        Ski boarding is a new and upcoming extreme sport. I rate it almost as good as snowboarding, and snowboarding is amazing! It helps if you've skied before when trying to learn it, and it also helps if you've skated before. I hadn't skied before and I picked it up within two hours on a dry ski slope. It's really fun and easy to learn but also a tad expensive. At the dry slope centre near me, it's £10 a night, and I get about 2 hours. That includes hire of the boots, and ski boards. Then the cost of the actual ski boards ranges from £60, which are most likely to be terrible, to around £250. The best at the moment seem to be Line Skiboards, especially the Jedi 90's and the Mike Nick range. Mike Nick is the best Skiboarder around. Ski blades are shorter than ski's and are tipped at both ends enabling you to go backwards. They are designed to be light and easy to control, and are really for doing jumps, tricks and grinding. It's Well worth giving it a go if you like extreme sports, flying through the air, pulling sick tricks etc. There are some good dry or artificial slopes in England, the best being The Sheffield Ski Village, and the Tamwort Snowdome. Both have recently undergone developments. Dooyoo now has a british resorts section, and I have written a full lenght review on the Sheffield Ski Village. Another place to look out for if you live in the Gloucestershire area is the Matson Ski & Snowboard centre. It's not up to much at the moment, but they're under construction and are planning for development of a fun park with box jumps, ramps etc. They also have a quatre pipe.

        Comments

        Login or register to add comments
        • More +
          23.07.2000 18:14
          Very helpful
          (Rating)
          2 Comments

          Advantages

          Disadvantages

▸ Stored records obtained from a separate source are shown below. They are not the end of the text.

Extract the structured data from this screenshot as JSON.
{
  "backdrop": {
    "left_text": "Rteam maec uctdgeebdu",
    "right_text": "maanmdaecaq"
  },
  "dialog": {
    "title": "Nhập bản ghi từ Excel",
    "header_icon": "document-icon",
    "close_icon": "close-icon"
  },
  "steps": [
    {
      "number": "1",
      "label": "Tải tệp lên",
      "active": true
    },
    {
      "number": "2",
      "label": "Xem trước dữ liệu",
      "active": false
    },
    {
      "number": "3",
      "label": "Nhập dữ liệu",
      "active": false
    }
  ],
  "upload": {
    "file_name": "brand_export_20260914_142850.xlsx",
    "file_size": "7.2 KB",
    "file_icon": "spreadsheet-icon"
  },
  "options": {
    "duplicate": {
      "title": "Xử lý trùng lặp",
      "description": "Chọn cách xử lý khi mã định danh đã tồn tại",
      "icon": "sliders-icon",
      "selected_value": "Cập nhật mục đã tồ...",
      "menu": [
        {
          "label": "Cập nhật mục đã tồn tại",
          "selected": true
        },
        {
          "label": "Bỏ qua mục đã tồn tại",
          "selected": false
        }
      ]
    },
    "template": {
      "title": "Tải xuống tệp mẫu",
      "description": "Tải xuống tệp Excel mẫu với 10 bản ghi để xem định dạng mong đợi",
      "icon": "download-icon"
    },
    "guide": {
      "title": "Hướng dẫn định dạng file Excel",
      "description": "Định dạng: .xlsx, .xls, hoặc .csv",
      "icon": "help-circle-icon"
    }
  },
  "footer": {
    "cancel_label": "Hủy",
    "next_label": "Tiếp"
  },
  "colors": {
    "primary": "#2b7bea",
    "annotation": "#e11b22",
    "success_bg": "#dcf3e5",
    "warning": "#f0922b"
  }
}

          Having seen the evolution of the Saloman Snowblade over the last few years I finally donned a pair last Christmas... and I have never had such fun!!! At first I found the blade slightly hard to control due to its length (varies from 60-120 centimetres) but soon was having a whale of a time. Instead of traditional ski bindings, the blade features a clip-in, clip-out binding. The boot is placed on a rubber reinforcement in the centre of the ski. The back is then clipped in (fits over the same binding clip as a normal ski would) then a toe clip holds the front of the boot. The blade will fit size 12 (childs) to size 14 boots. Changing the size is easy. Ruts under the rubber padd hold the bottom bars attached to the clips. These are slid into the appropriate rut for the required size. There is also a leash which is strapped around the boot or lower leg. Unfortunately the bindings are not quick release and it takes a great deal of pressure to force them off in an accident. It's essential the user learns how to fall and stop safely before going out onto the slopes. The blades are excellent quality - as with all Saloman products! They now come in a variety of colours too. Stunts are much easier to perform due to the shorter length. Whether it be a grab, 360 or an eagle, you will have a much greater range of movement without the added worry of getting your skis in a good position for landing. Although you will have less surface area meaning that it is essential your body weight is leaning foward upon landing. It is a lot easier to perform parallel or stem-christie turns than on skis of conventional length. I would recommend these to a beginner for these reasons. The decreased length increases the speed of the turn but decreases the speed when traversing. A perfect combination for anyone new to the slopes or even an intermediate wishing to improve on their technique. The edges tend to be a lot s
          harper (will need sharpening overtime as you would expect) than normal skis, and the reduced lenght increases grip. Now we can all ski like pros! If wished, the snowblade is very handy for increasing the emphasis of the transfer of weight which is a vital component of a good ski-ing style. Having tried the snowblade some may wish to progress to a slightly longer ski. Their experience with the snowblade will both increases their performance and confidence and generally make it easier to transfer. Others may wish to settle for the fun of the Snowblade. I certainly did! A must for all on the slopes!

          Comments

          Login or register to add comments